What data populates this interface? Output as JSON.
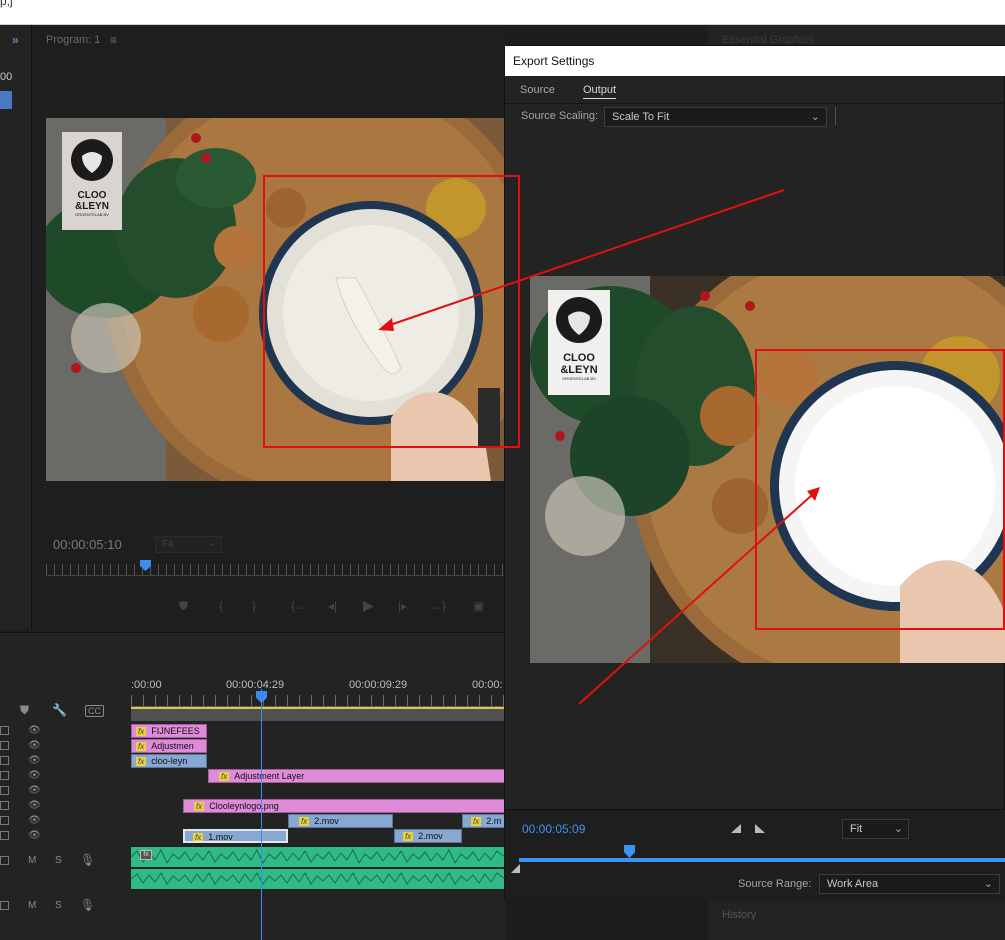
{
  "top": {
    "fragment": "p,j"
  },
  "left_panel": {
    "chevron": "»",
    "number": "00"
  },
  "program": {
    "title": "Program: 1",
    "menu_icon": "≡",
    "timecode": "00:00:05:10",
    "fit": "Fit",
    "logo": {
      "line1": "CLOO",
      "line2": "&LEYN",
      "line3": "GROENTELAB BV"
    }
  },
  "controls": [
    "add-marker-icon",
    "mark-in-icon",
    "mark-out-icon",
    "go-to-in-icon",
    "step-back-icon",
    "play-icon",
    "step-forward-icon",
    "go-to-out-icon",
    "export-frame-icon"
  ],
  "timeline": {
    "ticks": [
      ":00:00",
      "00:00:04:29",
      "00:00:09:29",
      "00:00:"
    ],
    "clips": [
      {
        "label": "FIJNEFEES",
        "color": "pink",
        "fx": "fx"
      },
      {
        "label": "Adjustmen",
        "color": "pink",
        "fx": "fx"
      },
      {
        "label": "cloo-leyn",
        "color": "blue",
        "fx": "fx"
      },
      {
        "label": "Adjustment Layer",
        "color": "pink",
        "fx": "fx"
      },
      {
        "label": "Clooleynlogo.png",
        "color": "pink",
        "fx": "fx"
      },
      {
        "label": "2.mov",
        "color": "blue",
        "fx": "fx"
      },
      {
        "label": "2.m",
        "color": "blue",
        "fx": "fx"
      },
      {
        "label": "1.mov",
        "color": "blue",
        "fx": "fx"
      },
      {
        "label": "2.mov",
        "color": "blue",
        "fx": "fx"
      }
    ],
    "audio_labels": {
      "mute": "M",
      "solo": "S"
    }
  },
  "right_panels": {
    "essential_graphics": "Essential Graphics",
    "history": "History"
  },
  "export": {
    "title": "Export Settings",
    "tabs": [
      "Source",
      "Output"
    ],
    "active_tab": "Output",
    "source_scaling_label": "Source Scaling:",
    "source_scaling_value": "Scale To Fit",
    "timecode": "00:00:05:09",
    "fit": "Fit",
    "source_range_label": "Source Range:",
    "source_range_value": "Work Area"
  },
  "colors": {
    "accent": "#3d93f5",
    "annotation": "#e01010",
    "clip_pink": "#e08bd9",
    "clip_blue": "#86a8d3",
    "audio": "#2fba86"
  }
}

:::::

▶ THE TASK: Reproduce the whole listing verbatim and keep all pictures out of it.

▶ THE COMPLETED TASK:
What data populates this interface? Output as JSON.
{
  "top": {
    "fragment": "p,j"
  },
  "left_panel": {
    "chevron": "»",
    "number": "00"
  },
  "program": {
    "title": "Program: 1",
    "menu_icon": "≡",
    "timecode": "00:00:05:10",
    "fit": "Fit",
    "logo": {
      "line1": "CLOO",
      "line2": "&LEYN",
      "line3": "GROENTELAB BV"
    }
  },
  "controls": [
    "add-marker-icon",
    "mark-in-icon",
    "mark-out-icon",
    "go-to-in-icon",
    "step-back-icon",
    "play-icon",
    "step-forward-icon",
    "go-to-out-icon",
    "export-frame-icon"
  ],
  "timeline": {
    "ticks": [
      ":00:00",
      "00:00:04:29",
      "00:00:09:29",
      "00:00:"
    ],
    "clips": [
      {
        "label": "FIJNEFEES",
        "color": "pink",
        "fx": "fx"
      },
      {
        "label": "Adjustmen",
        "color": "pink",
        "fx": "fx"
      },
      {
        "label": "cloo-leyn",
        "color": "blue",
        "fx": "fx"
      },
      {
        "label": "Adjustment Layer",
        "color": "pink",
        "fx": "fx"
      },
      {
        "label": "Clooleynlogo.png",
        "color": "pink",
        "fx": "fx"
      },
      {
        "label": "2.mov",
        "color": "blue",
        "fx": "fx"
      },
      {
        "label": "2.m",
        "color": "blue",
        "fx": "fx"
      },
      {
        "label": "1.mov",
        "color": "blue",
        "fx": "fx"
      },
      {
        "label": "2.mov",
        "color": "blue",
        "fx": "fx"
      }
    ],
    "audio_labels": {
      "mute": "M",
      "solo": "S"
    }
  },
  "right_panels": {
    "essential_graphics": "Essential Graphics",
    "history": "History"
  },
  "export": {
    "title": "Export Settings",
    "tabs": [
      "Source",
      "Output"
    ],
    "active_tab": "Output",
    "source_scaling_label": "Source Scaling:",
    "source_scaling_value": "Scale To Fit",
    "timecode": "00:00:05:09",
    "fit": "Fit",
    "source_range_label": "Source Range:",
    "source_range_value": "Work Area"
  },
  "colors": {
    "accent": "#3d93f5",
    "annotation": "#e01010",
    "clip_pink": "#e08bd9",
    "clip_blue": "#86a8d3",
    "audio": "#2fba86"
  }
}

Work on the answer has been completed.